● **EXERCISE AIM**: Scan the records for lines holding "Today". Say how many there are and give nothing else.
- - -
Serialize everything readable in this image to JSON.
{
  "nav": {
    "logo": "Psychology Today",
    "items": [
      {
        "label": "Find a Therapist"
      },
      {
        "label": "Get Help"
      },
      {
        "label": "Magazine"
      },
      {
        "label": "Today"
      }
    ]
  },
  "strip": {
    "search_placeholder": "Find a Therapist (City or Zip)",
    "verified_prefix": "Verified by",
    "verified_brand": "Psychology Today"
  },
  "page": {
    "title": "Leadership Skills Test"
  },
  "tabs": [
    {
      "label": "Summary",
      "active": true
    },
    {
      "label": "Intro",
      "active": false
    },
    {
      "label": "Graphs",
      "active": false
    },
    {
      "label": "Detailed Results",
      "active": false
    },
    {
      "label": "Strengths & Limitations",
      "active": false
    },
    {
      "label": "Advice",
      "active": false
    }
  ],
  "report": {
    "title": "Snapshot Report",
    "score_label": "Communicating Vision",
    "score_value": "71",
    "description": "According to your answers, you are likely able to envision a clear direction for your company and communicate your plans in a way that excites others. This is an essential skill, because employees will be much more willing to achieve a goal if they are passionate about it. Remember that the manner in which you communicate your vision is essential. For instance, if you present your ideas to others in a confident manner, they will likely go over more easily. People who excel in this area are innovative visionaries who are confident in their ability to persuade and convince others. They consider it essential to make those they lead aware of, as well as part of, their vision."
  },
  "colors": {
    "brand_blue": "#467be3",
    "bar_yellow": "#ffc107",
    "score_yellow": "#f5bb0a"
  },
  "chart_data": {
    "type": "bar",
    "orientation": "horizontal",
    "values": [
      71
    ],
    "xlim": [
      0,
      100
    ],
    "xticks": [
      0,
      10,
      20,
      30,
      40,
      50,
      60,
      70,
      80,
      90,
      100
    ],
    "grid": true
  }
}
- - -
● **WRITTEN REPLY**: 3